The same problems with environment variable modification to load-time behavior with linux, except the environment variable changes to LD_LIBRARY_PATH. However, up until recently the Linux distributions of CASA have relied on LD_LIBRARY_PATH and LD_PRELOAD (generally even worse than LD_LIBRARY_PATH). Another discussion of this issue can be found at: Unfortunately, the problem is worse for run-of-the-mill Linux than for OpenSolaris. OpenSolaris reserves space at the beginning of binaries which allows the runpath to be set even if a runpath was specified at compile time. With Linux in general, the only runpath space that can be utilized after compile time is the path that was specified at compile time. This is an unfortunate situation, but it is one that we can work with by ensuring that all libraries are resolved by libraries and executables which we control. We use the chrpath Linux utility to control the relative resolution of our Linux binaries using the $ORIGIN loader variable, which is the Linux analog of the OS X @loader_path loader variable.

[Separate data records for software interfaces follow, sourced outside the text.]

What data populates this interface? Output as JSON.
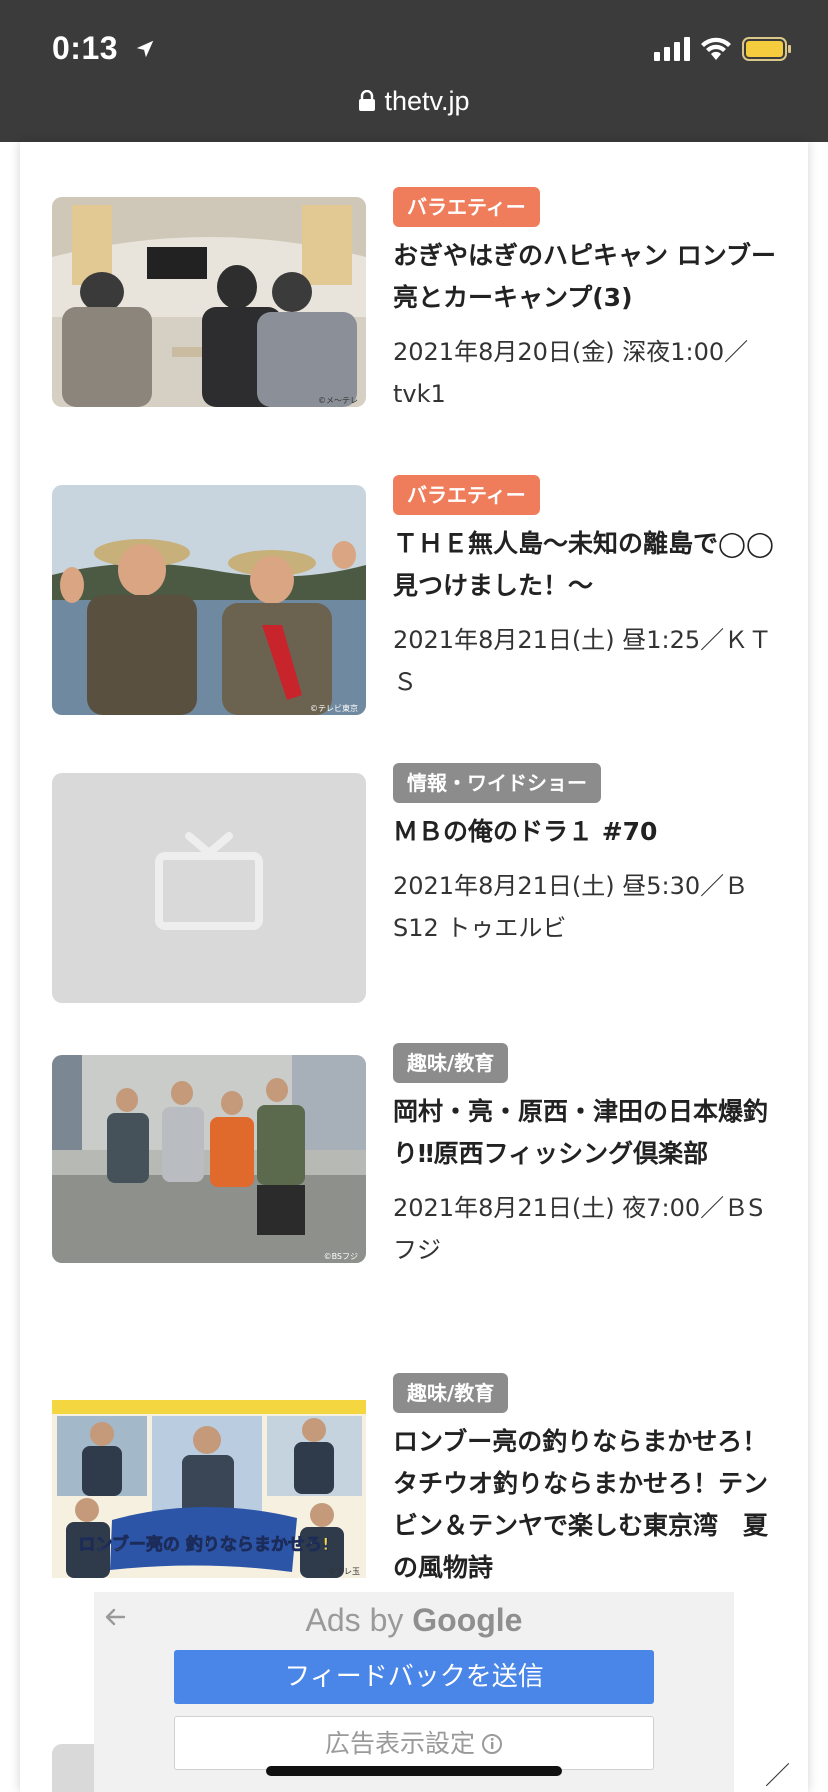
{
  "status_bar": {
    "time": "0:13"
  },
  "address_bar": {
    "domain": "thetv.jp"
  },
  "programs": [
    {
      "genre": "バラエティー",
      "title": "おぎやはぎのハピキャン ロンブー亮とカーキャンプ(3)",
      "schedule": "2021年8月20日(金) 深夜1:00／tvk1",
      "credit": "©メ～テレ"
    },
    {
      "genre": "バラエティー",
      "title": "ＴＨＥ無人島〜未知の離島で◯◯見つけました！〜",
      "schedule": "2021年8月21日(土) 昼1:25／ＫＴＳ",
      "credit": "©テレビ東京"
    },
    {
      "genre": "情報・ワイドショー",
      "title": "ＭＢの俺のドラ１ #70",
      "schedule": "2021年8月21日(土) 昼5:30／ＢS12 トゥエルビ"
    },
    {
      "genre": "趣味/教育",
      "title": "岡村・亮・原西・津田の日本爆釣り‼原西フィッシング倶楽部",
      "schedule": "2021年8月21日(土) 夜7:00／ＢSフジ",
      "credit": "©BSフジ"
    },
    {
      "genre": "趣味/教育",
      "title": "ロンブー亮の釣りならまかせろ！ タチウオ釣りならまかせろ！テンビン＆テンヤで楽しむ東京湾　夏の風物詩",
      "logo_text": "ロンブー亮の 釣りならまかせろ!",
      "credit": "©テレ玉"
    }
  ],
  "cut_text": "／H",
  "ad": {
    "label_prefix": "Ads by",
    "label_brand": "Google",
    "feedback_button": "フィードバックを送信",
    "settings_button": "広告表示設定"
  },
  "colors": {
    "variety_badge": "#ef7d5c",
    "grey_badge": "#8c8c8c",
    "feedback_button": "#4a86e8",
    "topbar": "#3b3b3b"
  }
}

-- DarrellSchiebel - 2015-12-08
Topic revision: r4 - 2017-01-20, DarrellSchiebel
This site is powered by FoswikiCopyright © by the contributing authors. All material on this collaboration platform is the property of the contributing authors.
Ideas, requests, problems regarding NRAO Public Wiki? Send feedback